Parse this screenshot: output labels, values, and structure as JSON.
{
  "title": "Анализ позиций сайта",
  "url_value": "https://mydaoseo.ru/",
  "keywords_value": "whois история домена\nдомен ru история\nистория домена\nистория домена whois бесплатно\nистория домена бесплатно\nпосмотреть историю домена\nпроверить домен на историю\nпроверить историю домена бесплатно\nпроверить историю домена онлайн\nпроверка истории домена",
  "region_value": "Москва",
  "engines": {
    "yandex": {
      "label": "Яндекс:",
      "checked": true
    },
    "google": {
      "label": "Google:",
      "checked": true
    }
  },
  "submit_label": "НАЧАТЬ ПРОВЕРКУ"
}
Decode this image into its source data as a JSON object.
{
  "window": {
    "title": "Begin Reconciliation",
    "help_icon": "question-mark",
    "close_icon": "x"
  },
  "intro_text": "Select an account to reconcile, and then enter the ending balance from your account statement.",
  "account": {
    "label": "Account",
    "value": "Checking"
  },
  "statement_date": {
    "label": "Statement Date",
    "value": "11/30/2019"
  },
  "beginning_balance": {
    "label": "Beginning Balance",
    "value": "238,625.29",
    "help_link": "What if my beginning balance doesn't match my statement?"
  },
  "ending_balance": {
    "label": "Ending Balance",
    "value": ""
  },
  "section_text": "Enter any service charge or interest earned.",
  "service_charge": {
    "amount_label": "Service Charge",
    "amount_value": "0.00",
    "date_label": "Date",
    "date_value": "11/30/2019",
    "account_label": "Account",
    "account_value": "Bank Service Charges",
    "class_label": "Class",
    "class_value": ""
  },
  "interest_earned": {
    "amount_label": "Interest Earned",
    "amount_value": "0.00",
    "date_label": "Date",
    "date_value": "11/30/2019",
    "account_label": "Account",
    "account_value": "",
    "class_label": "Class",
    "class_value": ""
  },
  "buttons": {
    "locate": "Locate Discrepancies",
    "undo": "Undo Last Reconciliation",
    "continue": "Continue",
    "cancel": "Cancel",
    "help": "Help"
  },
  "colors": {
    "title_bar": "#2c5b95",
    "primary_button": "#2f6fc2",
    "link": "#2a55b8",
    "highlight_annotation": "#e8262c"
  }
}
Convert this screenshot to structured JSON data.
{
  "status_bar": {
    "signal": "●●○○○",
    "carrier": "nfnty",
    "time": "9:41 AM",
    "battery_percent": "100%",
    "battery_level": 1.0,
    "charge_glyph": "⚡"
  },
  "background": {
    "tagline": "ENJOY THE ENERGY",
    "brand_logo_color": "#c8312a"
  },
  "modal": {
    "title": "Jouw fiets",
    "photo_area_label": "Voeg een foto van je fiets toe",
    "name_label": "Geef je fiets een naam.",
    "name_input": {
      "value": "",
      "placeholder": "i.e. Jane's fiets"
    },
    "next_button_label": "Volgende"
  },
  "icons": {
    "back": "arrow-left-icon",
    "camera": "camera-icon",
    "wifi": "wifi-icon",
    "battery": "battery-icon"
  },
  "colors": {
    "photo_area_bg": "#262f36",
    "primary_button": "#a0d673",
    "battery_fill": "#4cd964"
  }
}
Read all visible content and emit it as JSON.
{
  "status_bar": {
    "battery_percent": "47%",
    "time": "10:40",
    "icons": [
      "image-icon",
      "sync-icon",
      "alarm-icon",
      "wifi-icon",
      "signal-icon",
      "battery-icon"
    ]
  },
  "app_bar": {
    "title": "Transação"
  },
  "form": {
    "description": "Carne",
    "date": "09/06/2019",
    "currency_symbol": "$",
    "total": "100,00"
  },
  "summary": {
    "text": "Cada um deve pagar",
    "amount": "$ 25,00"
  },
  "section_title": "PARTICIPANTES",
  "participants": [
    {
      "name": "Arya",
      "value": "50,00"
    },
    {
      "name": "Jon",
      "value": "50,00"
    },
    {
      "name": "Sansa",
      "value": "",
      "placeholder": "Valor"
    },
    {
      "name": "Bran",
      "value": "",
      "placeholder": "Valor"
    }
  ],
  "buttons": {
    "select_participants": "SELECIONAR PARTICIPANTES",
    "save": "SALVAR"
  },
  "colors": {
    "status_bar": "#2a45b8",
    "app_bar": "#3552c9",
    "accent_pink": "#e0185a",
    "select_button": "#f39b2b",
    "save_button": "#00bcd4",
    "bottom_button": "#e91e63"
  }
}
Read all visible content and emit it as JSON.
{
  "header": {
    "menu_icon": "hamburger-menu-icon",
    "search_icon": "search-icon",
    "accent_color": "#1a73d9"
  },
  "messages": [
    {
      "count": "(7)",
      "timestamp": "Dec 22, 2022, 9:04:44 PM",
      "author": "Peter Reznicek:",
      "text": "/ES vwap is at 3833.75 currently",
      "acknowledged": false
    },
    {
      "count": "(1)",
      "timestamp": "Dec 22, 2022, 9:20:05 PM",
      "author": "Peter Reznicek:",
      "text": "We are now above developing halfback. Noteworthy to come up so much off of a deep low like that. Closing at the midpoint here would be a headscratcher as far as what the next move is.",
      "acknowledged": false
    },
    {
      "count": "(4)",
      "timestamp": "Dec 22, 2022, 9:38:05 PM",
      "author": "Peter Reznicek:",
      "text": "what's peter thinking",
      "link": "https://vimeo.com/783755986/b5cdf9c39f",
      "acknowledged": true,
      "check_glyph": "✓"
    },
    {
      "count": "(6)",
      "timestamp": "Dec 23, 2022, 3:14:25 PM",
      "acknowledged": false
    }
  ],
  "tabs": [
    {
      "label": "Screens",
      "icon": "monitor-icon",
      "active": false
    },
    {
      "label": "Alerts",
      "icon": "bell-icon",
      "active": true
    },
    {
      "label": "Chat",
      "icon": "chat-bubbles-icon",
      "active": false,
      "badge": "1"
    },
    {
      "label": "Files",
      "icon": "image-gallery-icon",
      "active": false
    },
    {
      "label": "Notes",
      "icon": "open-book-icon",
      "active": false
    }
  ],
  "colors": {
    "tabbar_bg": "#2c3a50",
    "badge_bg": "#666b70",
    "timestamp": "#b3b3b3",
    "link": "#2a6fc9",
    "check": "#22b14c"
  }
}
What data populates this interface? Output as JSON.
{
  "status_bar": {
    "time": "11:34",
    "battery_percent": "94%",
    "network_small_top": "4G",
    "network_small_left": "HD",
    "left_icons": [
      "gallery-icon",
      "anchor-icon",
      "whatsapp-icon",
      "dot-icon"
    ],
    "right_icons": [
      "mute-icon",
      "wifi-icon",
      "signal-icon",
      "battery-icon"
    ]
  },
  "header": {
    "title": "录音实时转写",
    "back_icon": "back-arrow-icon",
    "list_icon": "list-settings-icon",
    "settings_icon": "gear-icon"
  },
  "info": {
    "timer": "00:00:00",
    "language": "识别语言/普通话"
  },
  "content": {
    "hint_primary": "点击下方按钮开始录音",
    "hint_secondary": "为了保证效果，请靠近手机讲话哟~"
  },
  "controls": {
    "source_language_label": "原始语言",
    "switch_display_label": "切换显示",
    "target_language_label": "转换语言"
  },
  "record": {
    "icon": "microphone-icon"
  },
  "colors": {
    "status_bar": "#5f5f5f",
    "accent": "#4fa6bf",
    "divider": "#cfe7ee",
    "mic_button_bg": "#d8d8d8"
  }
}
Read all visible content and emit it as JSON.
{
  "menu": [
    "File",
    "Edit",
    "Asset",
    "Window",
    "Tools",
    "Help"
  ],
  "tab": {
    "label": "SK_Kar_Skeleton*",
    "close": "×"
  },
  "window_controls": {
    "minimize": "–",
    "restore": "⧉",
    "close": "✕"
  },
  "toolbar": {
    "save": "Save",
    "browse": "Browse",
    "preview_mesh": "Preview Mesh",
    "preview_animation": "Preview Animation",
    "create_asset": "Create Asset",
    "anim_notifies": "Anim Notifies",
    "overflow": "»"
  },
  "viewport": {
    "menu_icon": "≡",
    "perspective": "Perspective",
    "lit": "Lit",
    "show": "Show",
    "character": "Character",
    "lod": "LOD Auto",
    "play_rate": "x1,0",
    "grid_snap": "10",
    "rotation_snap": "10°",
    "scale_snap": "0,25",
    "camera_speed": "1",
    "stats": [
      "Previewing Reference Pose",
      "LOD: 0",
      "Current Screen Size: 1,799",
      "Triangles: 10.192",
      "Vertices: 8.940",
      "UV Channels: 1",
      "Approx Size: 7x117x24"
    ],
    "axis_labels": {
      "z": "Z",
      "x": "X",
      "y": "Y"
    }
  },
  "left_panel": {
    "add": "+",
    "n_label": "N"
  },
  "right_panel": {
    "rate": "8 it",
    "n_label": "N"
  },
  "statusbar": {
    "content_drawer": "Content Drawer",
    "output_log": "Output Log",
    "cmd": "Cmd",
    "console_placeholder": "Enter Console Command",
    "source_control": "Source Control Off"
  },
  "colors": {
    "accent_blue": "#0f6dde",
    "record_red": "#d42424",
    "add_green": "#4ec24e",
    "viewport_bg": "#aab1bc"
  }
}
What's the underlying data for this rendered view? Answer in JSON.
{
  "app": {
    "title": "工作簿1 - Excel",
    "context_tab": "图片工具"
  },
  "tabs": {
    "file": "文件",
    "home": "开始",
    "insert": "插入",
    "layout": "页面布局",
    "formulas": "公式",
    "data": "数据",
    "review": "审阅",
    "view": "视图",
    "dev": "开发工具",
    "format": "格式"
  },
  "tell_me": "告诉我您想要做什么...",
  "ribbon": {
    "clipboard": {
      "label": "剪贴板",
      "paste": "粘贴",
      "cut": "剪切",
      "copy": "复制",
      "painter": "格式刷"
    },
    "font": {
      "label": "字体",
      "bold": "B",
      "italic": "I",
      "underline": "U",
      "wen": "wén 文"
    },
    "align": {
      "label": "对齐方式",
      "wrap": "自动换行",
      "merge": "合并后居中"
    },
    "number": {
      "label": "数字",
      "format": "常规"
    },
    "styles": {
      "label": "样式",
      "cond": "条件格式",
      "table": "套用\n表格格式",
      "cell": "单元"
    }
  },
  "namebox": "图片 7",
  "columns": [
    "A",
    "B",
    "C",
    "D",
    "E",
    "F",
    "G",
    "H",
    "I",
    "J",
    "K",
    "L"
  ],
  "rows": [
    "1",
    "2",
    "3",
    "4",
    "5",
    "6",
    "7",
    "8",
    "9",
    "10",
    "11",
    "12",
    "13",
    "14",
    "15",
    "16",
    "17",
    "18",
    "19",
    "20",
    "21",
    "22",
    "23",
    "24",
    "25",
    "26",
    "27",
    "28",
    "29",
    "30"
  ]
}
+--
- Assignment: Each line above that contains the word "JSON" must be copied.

- Exercise response:
Parse this screenshot: output labels, values, and structure as JSON.
Decode this image into its source data as a JSON object.
Convert this screenshot to structured JSON data.
Read all visible content and emit it as JSON.
Read all visible content and emit it as JSON.
What data populates this interface? Output as JSON.
Read all visible content and emit it as JSON.
What's the underlying data for this rendered view? Answer in JSON.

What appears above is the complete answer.